is okay when swapping two letters, but now swapping lines is
C-t t. Acceptable if I’m swapping only two lines, but I’m often
swapping multiple lines–and now it is painful.
To make Ratpoison completely palatable with Emacs, make it use a
Command key sequence (like the useless
Command-t or whatever
that Windows key is on other keyboard). To do this, simply add the
following to your
Note: I’ve received many alternative solutions to the most minimal, mouse-less window managers, Josuah Demangeon suggested 2wm. While I still prefer ratpoison, his journey mirrored mine, so I thought I would attach his email…especially, since variety is the spice of it all, right?
TL;DR - 2wm is the most smallest tiling window manager
Your post inspired me, and I decided to look for the nimblest window manager that could make Emacs rocks on X11.
I had a look at tinywm, but it is entirely mouse-driven, but hacking it would be like write a window manager from scratch.
I had a look at evilwm, which is great, but I got difficulties to make it work as I wanted to.

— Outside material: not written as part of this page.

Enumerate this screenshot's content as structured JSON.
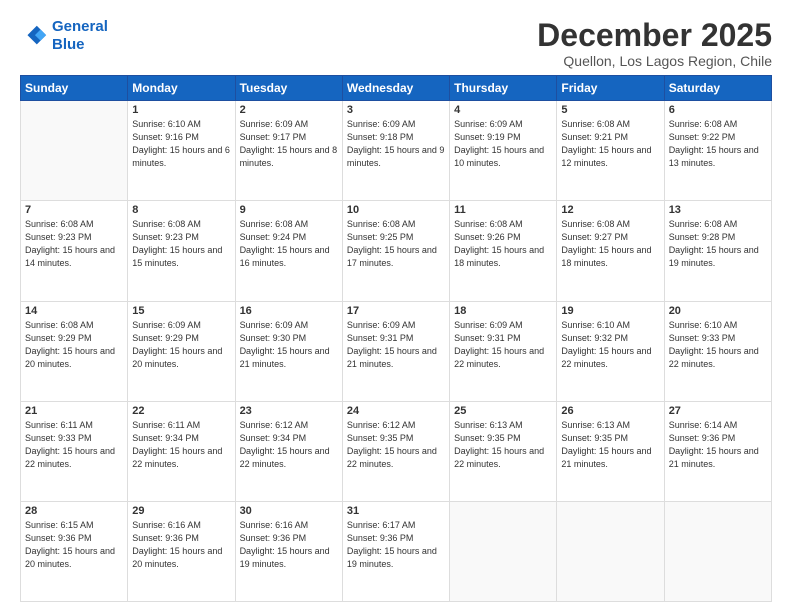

I looked at dwm: a very good one by Suckless, with many features. Maybe a little too much, and it wouldn’t be like a bare Emacs experience with this wm. But after browsing a bit their website I found 2wm
2wm is a keyboard-controlled tiling window manager that attach and detach windows on a main or side frame. It also support floating.
For me, 2wm is the minimal gap between Emacs and X11, as well as the ultimate window manager!
If you want to give it a try have a look at my repo. I tweaked the key-bindings to fit Emacs.